> _About this exercise_
Reproduce all entries word for word.

- - - -

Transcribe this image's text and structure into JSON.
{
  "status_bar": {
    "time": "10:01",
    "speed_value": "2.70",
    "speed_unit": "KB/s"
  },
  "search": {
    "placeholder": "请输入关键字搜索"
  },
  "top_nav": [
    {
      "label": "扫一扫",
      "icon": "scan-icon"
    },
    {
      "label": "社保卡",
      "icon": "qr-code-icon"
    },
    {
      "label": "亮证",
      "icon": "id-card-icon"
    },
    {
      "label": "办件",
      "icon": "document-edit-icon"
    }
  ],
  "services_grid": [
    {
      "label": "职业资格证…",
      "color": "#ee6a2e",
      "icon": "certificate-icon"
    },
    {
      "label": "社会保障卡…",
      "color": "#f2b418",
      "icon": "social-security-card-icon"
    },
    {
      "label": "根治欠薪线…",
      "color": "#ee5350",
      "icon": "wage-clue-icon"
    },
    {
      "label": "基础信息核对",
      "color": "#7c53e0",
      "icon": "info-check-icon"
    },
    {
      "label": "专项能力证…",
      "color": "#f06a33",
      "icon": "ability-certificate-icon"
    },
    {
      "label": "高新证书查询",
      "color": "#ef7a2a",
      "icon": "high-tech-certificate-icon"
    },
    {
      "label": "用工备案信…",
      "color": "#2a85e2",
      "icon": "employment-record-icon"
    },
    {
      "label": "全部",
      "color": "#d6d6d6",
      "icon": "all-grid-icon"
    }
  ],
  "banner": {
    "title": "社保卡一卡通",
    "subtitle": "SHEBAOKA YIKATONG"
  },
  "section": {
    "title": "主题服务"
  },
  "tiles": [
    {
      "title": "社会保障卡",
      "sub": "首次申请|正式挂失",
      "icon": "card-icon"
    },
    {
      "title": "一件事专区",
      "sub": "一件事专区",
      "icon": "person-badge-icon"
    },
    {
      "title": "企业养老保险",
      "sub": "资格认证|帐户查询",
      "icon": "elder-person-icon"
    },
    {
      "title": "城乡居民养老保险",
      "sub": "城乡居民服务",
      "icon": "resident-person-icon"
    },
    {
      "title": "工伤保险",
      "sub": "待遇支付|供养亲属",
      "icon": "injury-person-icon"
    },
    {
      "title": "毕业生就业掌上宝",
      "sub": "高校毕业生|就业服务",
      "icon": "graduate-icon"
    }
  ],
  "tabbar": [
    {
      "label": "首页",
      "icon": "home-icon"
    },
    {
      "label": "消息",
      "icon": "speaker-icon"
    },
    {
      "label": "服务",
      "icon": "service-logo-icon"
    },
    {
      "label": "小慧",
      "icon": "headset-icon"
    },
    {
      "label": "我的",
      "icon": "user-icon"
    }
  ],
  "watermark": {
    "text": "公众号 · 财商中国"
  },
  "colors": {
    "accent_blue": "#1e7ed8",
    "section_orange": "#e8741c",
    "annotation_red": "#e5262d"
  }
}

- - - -

> _Exercise response_
Transcribe this image's text and structure into JSON.
{
  "status_bar": {
    "time": "10:01",
    "speed_value": "2.70",
    "speed_unit": "KB/s"
  },
  "search": {
    "placeholder": "请输入关键字搜索"
  },
  "top_nav": [
    {
      "label": "扫一扫",
      "icon": "scan-icon"
    },
    {
      "label": "社保卡",
      "icon": "qr-code-icon"
    },
    {
      "label": "亮证",
      "icon": "id-card-icon"
    },
    {
      "label": "办件",
      "icon": "document-edit-icon"
    }
  ],
  "services_grid": [
    {
      "label": "职业资格证…",
      "color": "#ee6a2e",
      "icon": "certificate-icon"
    },
    {
      "label": "社会保障卡…",
      "color": "#f2b418",
      "icon": "social-security-card-icon"
    },
    {
      "label": "根治欠薪线…",
      "color": "#ee5350",
      "icon": "wage-clue-icon"
    },
    {
      "label": "基础信息核对",
      "color": "#7c53e0",
      "icon": "info-check-icon"
    },
    {
      "label": "专项能力证…",
      "color": "#f06a33",
      "icon": "ability-certificate-icon"
    },
    {
      "label": "高新证书查询",
      "color": "#ef7a2a",
      "icon": "high-tech-certificate-icon"
    },
    {
      "label": "用工备案信…",
      "color": "#2a85e2",
      "icon": "employment-record-icon"
    },
    {
      "label": "全部",
      "color": "#d6d6d6",
      "icon": "all-grid-icon"
    }
  ],
  "banner": {
    "title": "社保卡一卡通",
    "subtitle": "SHEBAOKA YIKATONG"
  },
  "section": {
    "title": "主题服务"
  },
  "tiles": [
    {
      "title": "社会保障卡",
      "sub": "首次申请|正式挂失",
      "icon": "card-icon"
    },
    {
      "title": "一件事专区",
      "sub": "一件事专区",
      "icon": "person-badge-icon"
    },
    {
      "title": "企业养老保险",
      "sub": "资格认证|帐户查询",
      "icon": "elder-person-icon"
    },
    {
      "title": "城乡居民养老保险",
      "sub": "城乡居民服务",
      "icon": "resident-person-icon"
    },
    {
      "title": "工伤保险",
      "sub": "待遇支付|供养亲属",
      "icon": "injury-person-icon"
    },
    {
      "title": "毕业生就业掌上宝",
      "sub": "高校毕业生|就业服务",
      "icon": "graduate-icon"
    }
  ],
  "tabbar": [
    {
      "label": "首页",
      "icon": "home-icon"
    },
    {
      "label": "消息",
      "icon": "speaker-icon"
    },
    {
      "label": "服务",
      "icon": "service-logo-icon"
    },
    {
      "label": "小慧",
      "icon": "headset-icon"
    },
    {
      "label": "我的",
      "icon": "user-icon"
    }
  ],
  "watermark": {
    "text": "公众号 · 财商中国"
  },
  "colors": {
    "accent_blue": "#1e7ed8",
    "section_orange": "#e8741c",
    "annotation_red": "#e5262d"
  }
}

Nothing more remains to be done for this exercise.